A subtle yet important change, as forecasting suggests that much like the weather, we will use all the data we have at hand to make the best informed guess we can as to what we will deliver. Empiricism. The winds may change —we may get feedback mid-sprint, or perhaps we learned something technically we did not know at the start. We can still achieve the goal, but with different scope than originally planned.
The sprint is a container for innovation
Here’s the thing — the timebox of a sprint can be a great forcing function to think creatively about how to achieve more outcome with less output than originally planned. After all, Agile is not about more efficiently delivering faster horses — its about delivering outcomes for customers and users with as little output as possible.

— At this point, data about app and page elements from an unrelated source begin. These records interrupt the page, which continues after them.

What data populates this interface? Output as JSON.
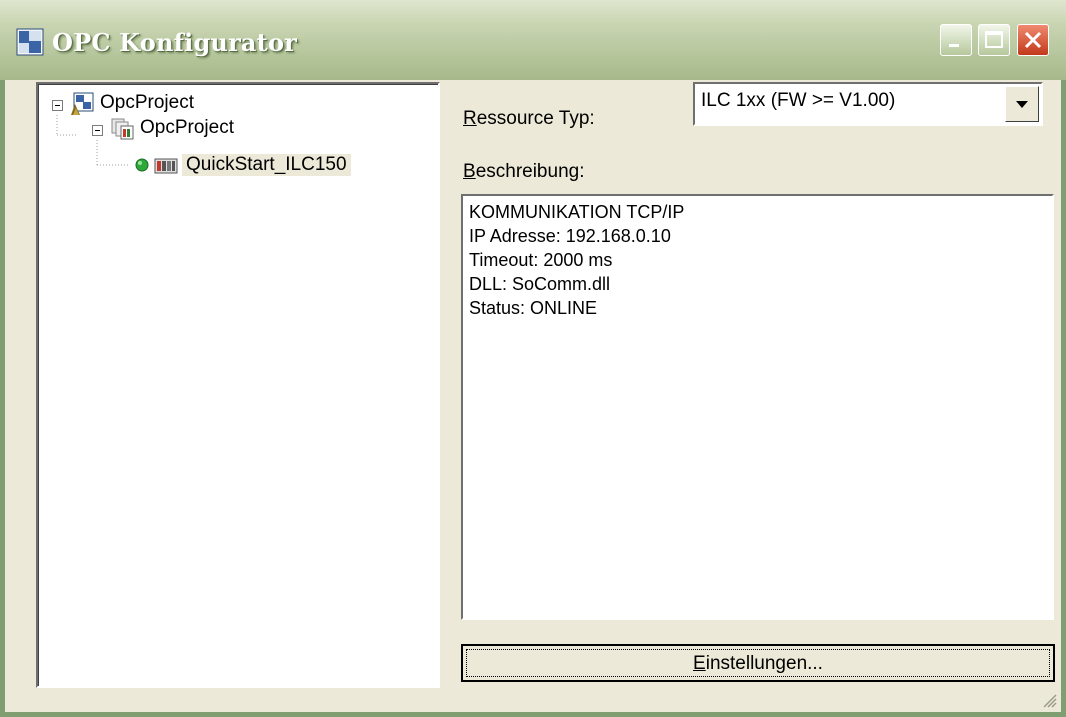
{
  "window": {
    "title": "OPC Konfigurator",
    "icon": "opc-app-icon",
    "controls": [
      "minimize-icon",
      "maximize-icon",
      "close-icon"
    ]
  },
  "tree": {
    "root": {
      "label": "OpcProject",
      "icon": "project-icon",
      "expanded": true
    },
    "child": {
      "label": "OpcProject",
      "icon": "configuration-icon",
      "expanded": true
    },
    "leaf": {
      "label": "QuickStart_ILC150",
      "icon": "resource-icon",
      "status_icon": "online-status-icon",
      "selected": true
    }
  },
  "resource_type": {
    "label_prefix": "R",
    "label_rest": "essource Typ:",
    "value": "ILC 1xx (FW >= V1.00)"
  },
  "description": {
    "label_prefix": "B",
    "label_rest": "eschreibung:",
    "lines": [
      "KOMMUNIKATION TCP/IP",
      "IP Adresse: 192.168.0.10",
      "Timeout: 2000 ms",
      "DLL: SoComm.dll",
      "Status: ONLINE"
    ]
  },
  "settings_button": {
    "label_prefix": "E",
    "label_rest": "instellungen..."
  },
  "colors": {
    "titlebar": "#b5c59b",
    "face": "#ece9d8",
    "close": "#c2391b",
    "status_online": "#2fa83a"
  }
}
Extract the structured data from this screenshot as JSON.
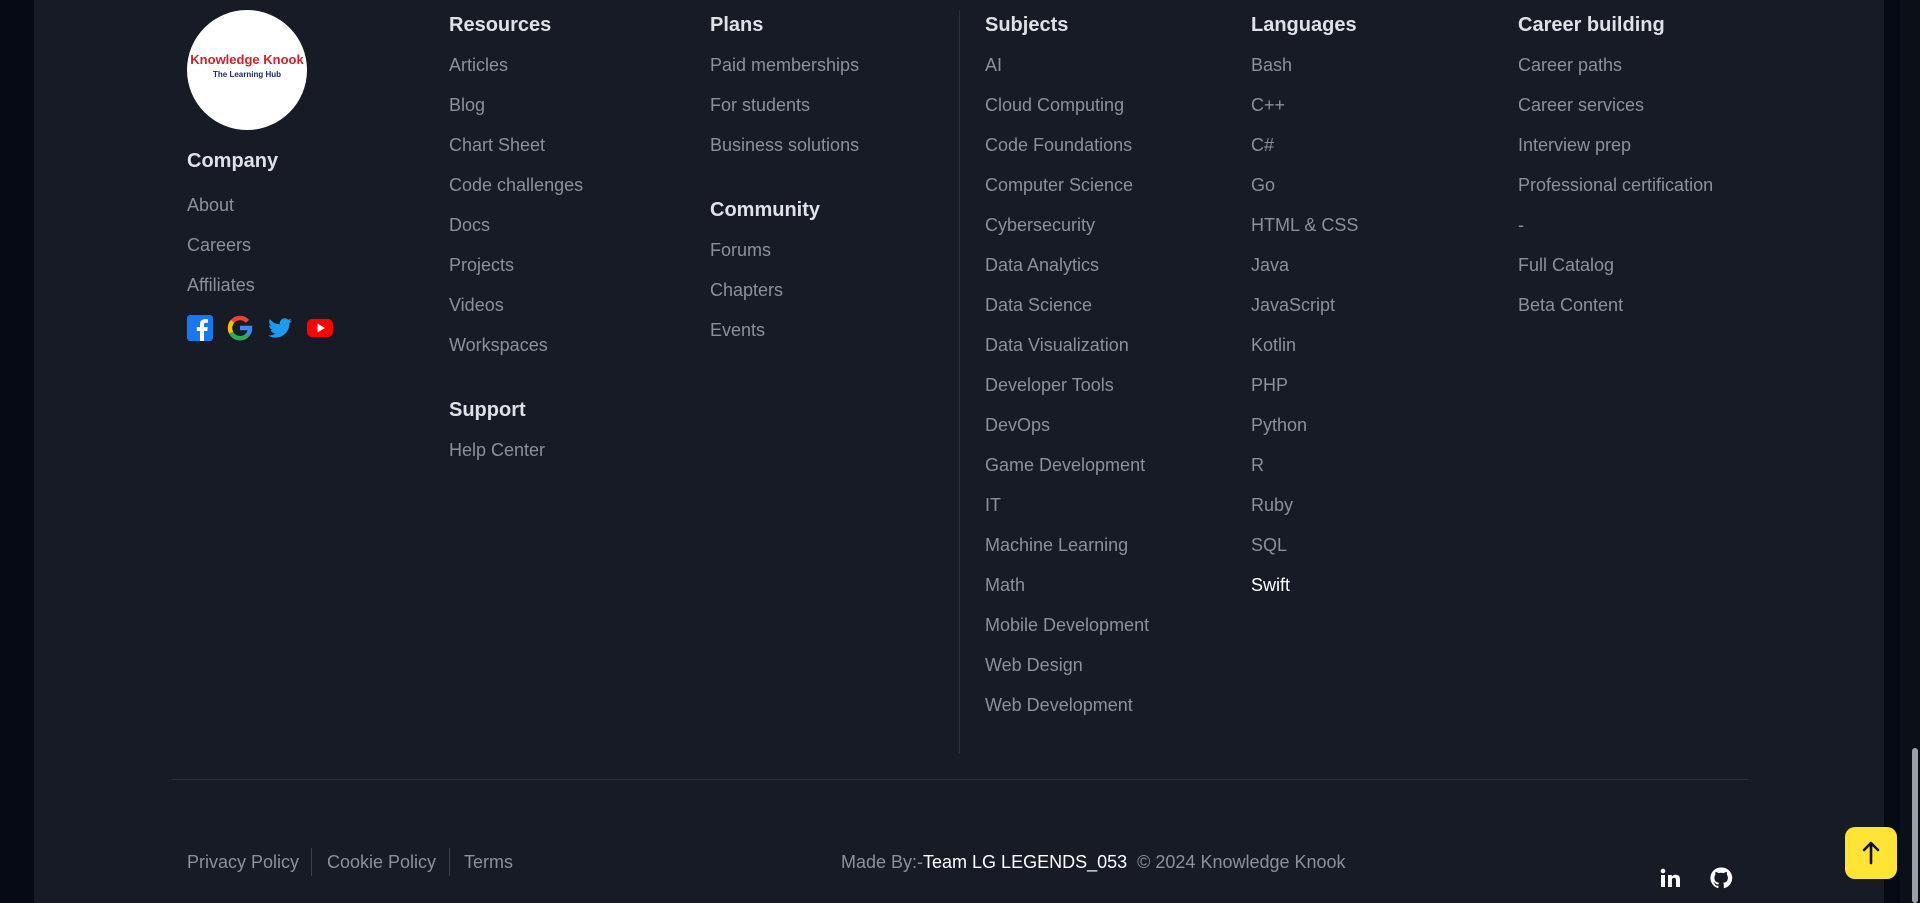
{
  "logo": {
    "line1": "Knowledge Knook",
    "line2": "The Learning Hub"
  },
  "company": {
    "heading": "Company",
    "links": [
      "About",
      "Careers",
      "Affiliates"
    ]
  },
  "social_icons": [
    "facebook-icon",
    "google-icon",
    "twitter-icon",
    "youtube-icon"
  ],
  "resources": {
    "heading": "Resources",
    "links": [
      "Articles",
      "Blog",
      "Chart Sheet",
      "Code challenges",
      "Docs",
      "Projects",
      "Videos",
      "Workspaces"
    ]
  },
  "support": {
    "heading": "Support",
    "links": [
      "Help Center"
    ]
  },
  "plans": {
    "heading": "Plans",
    "links": [
      "Paid memberships",
      "For students",
      "Business solutions"
    ]
  },
  "community": {
    "heading": "Community",
    "links": [
      "Forums",
      "Chapters",
      "Events"
    ]
  },
  "subjects": {
    "heading": "Subjects",
    "links": [
      "AI",
      "Cloud Computing",
      "Code Foundations",
      "Computer Science",
      "Cybersecurity",
      "Data Analytics",
      "Data Science",
      "Data Visualization",
      "Developer Tools",
      "DevOps",
      "Game Development",
      "IT",
      "Machine Learning",
      "Math",
      "Mobile Development",
      "Web Design",
      "Web Development"
    ]
  },
  "languages": {
    "heading": "Languages",
    "links": [
      "Bash",
      "C++",
      "C#",
      "Go",
      "HTML & CSS",
      "Java",
      "JavaScript",
      "Kotlin",
      "PHP",
      "Python",
      "R",
      "Ruby",
      "SQL",
      "Swift"
    ],
    "highlighted": "Swift"
  },
  "career": {
    "heading": "Career building",
    "links": [
      "Career paths",
      "Career services",
      "Interview prep",
      "Professional certification",
      "-",
      "Full Catalog",
      "Beta Content"
    ]
  },
  "footer": {
    "legal_links": [
      "Privacy Policy",
      "Cookie Policy",
      "Terms"
    ],
    "made_by_label": "Made By:-",
    "team": "Team LG LEGENDS_053",
    "copyright": "© 2024 Knowledge Knook"
  },
  "colors": {
    "background": "#161b26",
    "heading": "#dfe1e5",
    "link": "#8c9199",
    "accent_button": "#ffe335",
    "logo_red": "#d3202a"
  }
}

When viewed like this, this makes a sprint a fixed time, variable scope container, with the sprint goal front and centre as the outcome we’re trying to achieve as a team.
Escaping fixed-time, fixed-scope sprint goals
Here are 3 tips in creating effective sprint goals, that help keep the focus on the outcome of the sprint, and not into falling into the trap of a fixed-scope ouputs-driven goal…
- Relate it back to a higher level goal. If you’ve create a story map with slices, and/or use OKRs, these are a great basis to connect your smaller sprint goal to those larger goals. e.g. You have a goal to decrease dropoff on your checkout flow in slice 1 of your story map or roadmap theme. Your first sprint goal could be to decrease dropoff on the cart summary part of your flow. The team should be able to trace sprint goals back to roadmap goals.
- Check your user stories against the INVEST criteria — particularly around the “Negotiable” aspect. If push comes to shove in week 2 of the sprint, the timebox can be a great forcing function to think creatively about how to achieve more outcome with less output than originally planned. e.g. We’d like to enable the user to select an upsell — maybe a text link is enough for now, the fancier option could come later.
- Try out Roman Pichler’s Sprint Goal template — https://www.romanpichler.com/tools/the-sprint-goal-template/ — this is a nice thinking tool I’d recommend.
How does your team view sprint goals and scope within sprints? I’d love to hear your thoughts.